# Problem to work on
Provide the entries once more, identical in every word.

§ §

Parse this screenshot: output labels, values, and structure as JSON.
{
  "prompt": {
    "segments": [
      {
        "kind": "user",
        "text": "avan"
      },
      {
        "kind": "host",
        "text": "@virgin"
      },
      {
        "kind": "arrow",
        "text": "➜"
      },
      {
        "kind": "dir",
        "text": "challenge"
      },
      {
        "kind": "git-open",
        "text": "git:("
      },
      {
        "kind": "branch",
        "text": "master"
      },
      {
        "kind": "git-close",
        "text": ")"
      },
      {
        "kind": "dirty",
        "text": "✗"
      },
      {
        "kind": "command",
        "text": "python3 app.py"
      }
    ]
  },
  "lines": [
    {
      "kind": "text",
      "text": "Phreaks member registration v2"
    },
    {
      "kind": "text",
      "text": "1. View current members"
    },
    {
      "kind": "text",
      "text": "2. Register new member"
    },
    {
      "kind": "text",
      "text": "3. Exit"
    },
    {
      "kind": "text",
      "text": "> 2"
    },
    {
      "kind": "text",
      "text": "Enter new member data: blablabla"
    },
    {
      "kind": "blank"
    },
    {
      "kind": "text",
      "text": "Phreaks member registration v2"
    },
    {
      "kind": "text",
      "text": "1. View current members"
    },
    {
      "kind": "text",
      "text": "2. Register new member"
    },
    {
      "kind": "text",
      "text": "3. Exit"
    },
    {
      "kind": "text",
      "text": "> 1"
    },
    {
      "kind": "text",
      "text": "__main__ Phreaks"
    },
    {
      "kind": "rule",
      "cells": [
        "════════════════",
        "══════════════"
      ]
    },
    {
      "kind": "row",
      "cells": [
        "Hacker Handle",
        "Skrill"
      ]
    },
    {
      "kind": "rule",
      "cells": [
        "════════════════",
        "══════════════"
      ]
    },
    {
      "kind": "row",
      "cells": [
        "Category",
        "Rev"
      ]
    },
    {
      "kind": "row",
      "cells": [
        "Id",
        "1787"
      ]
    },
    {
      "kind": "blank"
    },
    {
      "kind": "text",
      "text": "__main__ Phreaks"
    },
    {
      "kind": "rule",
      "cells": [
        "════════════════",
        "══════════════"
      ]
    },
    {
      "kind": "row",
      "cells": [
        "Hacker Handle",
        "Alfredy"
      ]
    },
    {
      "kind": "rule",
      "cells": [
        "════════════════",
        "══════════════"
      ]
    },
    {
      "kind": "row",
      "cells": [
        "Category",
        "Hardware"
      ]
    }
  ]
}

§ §

# Result of the task
Parse this screenshot: output labels, values, and structure as JSON.
{
  "prompt": {
    "segments": [
      {
        "kind": "user",
        "text": "avan"
      },
      {
        "kind": "host",
        "text": "@virgin"
      },
      {
        "kind": "arrow",
        "text": "➜"
      },
      {
        "kind": "dir",
        "text": "challenge"
      },
      {
        "kind": "git-open",
        "text": "git:("
      },
      {
        "kind": "branch",
        "text": "master"
      },
      {
        "kind": "git-close",
        "text": ")"
      },
      {
        "kind": "dirty",
        "text": "✗"
      },
      {
        "kind": "command",
        "text": "python3 app.py"
      }
    ]
  },
  "lines": [
    {
      "kind": "text",
      "text": "Phreaks member registration v2"
    },
    {
      "kind": "text",
      "text": "1. View current members"
    },
    {
      "kind": "text",
      "text": "2. Register new member"
    },
    {
      "kind": "text",
      "text": "3. Exit"
    },
    {
      "kind": "text",
      "text": "> 2"
    },
    {
      "kind": "text",
      "text": "Enter new member data: blablabla"
    },
    {
      "kind": "blank"
    },
    {
      "kind": "text",
      "text": "Phreaks member registration v2"
    },
    {
      "kind": "text",
      "text": "1. View current members"
    },
    {
      "kind": "text",
      "text": "2. Register new member"
    },
    {
      "kind": "text",
      "text": "3. Exit"
    },
    {
      "kind": "text",
      "text": "> 1"
    },
    {
      "kind": "text",
      "text": "__main__ Phreaks"
    },
    {
      "kind": "rule",
      "cells": [
        "════════════════",
        "══════════════"
      ]
    },
    {
      "kind": "row",
      "cells": [
        "Hacker Handle",
        "Skrill"
      ]
    },
    {
      "kind": "rule",
      "cells": [
        "════════════════",
        "══════════════"
      ]
    },
    {
      "kind": "row",
      "cells": [
        "Category",
        "Rev"
      ]
    },
    {
      "kind": "row",
      "cells": [
        "Id",
        "1787"
      ]
    },
    {
      "kind": "blank"
    },
    {
      "kind": "text",
      "text": "__main__ Phreaks"
    },
    {
      "kind": "rule",
      "cells": [
        "════════════════",
        "══════════════"
      ]
    },
    {
      "kind": "row",
      "cells": [
        "Hacker Handle",
        "Alfredy"
      ]
    },
    {
      "kind": "rule",
      "cells": [
        "════════════════",
        "══════════════"
      ]
    },
    {
      "kind": "row",
      "cells": [
        "Category",
        "Hardware"
      ]
    }
  ]
}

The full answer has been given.